Some lines below hold "ylabel". Pick them out and copy them.
- - - - -
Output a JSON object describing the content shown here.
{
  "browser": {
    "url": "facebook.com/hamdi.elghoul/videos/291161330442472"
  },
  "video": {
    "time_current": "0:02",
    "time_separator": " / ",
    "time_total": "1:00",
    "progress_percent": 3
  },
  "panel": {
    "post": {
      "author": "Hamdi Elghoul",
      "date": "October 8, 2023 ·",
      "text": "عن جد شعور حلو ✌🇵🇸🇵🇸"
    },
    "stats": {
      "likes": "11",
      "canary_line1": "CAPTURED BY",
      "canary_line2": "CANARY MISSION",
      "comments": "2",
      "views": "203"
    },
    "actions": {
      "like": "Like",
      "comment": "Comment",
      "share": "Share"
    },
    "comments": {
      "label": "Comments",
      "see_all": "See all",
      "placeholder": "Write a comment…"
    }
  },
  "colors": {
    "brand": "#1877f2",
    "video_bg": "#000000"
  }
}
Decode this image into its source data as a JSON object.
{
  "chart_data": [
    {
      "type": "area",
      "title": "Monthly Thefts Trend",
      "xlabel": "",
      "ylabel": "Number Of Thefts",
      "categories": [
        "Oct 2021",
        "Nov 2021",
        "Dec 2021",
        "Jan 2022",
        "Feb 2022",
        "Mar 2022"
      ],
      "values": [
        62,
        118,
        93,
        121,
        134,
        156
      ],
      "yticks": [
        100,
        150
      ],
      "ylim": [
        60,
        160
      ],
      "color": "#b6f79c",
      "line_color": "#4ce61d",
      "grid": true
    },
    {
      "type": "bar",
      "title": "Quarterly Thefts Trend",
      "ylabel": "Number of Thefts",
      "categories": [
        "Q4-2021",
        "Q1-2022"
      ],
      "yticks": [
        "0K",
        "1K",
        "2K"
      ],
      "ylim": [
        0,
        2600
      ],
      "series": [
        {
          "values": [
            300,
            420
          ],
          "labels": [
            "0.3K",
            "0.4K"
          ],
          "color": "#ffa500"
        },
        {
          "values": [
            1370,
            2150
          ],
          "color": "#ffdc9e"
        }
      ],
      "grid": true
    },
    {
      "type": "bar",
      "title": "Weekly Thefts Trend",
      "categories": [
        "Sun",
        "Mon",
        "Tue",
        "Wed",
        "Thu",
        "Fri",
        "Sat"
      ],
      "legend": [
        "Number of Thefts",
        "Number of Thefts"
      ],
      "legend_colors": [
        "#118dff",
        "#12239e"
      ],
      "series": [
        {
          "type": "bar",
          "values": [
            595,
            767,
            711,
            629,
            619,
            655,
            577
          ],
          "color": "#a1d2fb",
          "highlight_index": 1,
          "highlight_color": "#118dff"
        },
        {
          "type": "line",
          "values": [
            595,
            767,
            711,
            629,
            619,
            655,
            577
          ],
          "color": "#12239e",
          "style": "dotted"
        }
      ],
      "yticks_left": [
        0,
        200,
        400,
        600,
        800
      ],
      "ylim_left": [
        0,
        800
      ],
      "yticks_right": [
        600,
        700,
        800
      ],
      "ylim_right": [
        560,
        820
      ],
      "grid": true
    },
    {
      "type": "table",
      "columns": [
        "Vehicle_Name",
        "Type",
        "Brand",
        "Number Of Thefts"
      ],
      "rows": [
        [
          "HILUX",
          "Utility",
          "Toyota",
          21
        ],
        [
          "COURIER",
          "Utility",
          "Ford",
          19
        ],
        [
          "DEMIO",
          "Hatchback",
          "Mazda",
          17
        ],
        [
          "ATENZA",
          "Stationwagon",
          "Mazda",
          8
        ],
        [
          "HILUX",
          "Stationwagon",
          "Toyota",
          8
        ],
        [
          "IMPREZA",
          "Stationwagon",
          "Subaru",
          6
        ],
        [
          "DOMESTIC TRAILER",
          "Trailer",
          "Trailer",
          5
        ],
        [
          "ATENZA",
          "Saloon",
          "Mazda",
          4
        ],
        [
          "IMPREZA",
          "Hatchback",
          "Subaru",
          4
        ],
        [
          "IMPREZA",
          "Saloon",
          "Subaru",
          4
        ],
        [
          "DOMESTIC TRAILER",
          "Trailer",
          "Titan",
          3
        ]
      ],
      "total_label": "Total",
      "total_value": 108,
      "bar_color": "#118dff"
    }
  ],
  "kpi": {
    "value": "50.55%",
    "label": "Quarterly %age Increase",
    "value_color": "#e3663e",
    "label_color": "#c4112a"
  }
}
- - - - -
→ Answer to this problem:
      "ylabel": "Number Of Thefts",
      "ylabel": "Number of Thefts",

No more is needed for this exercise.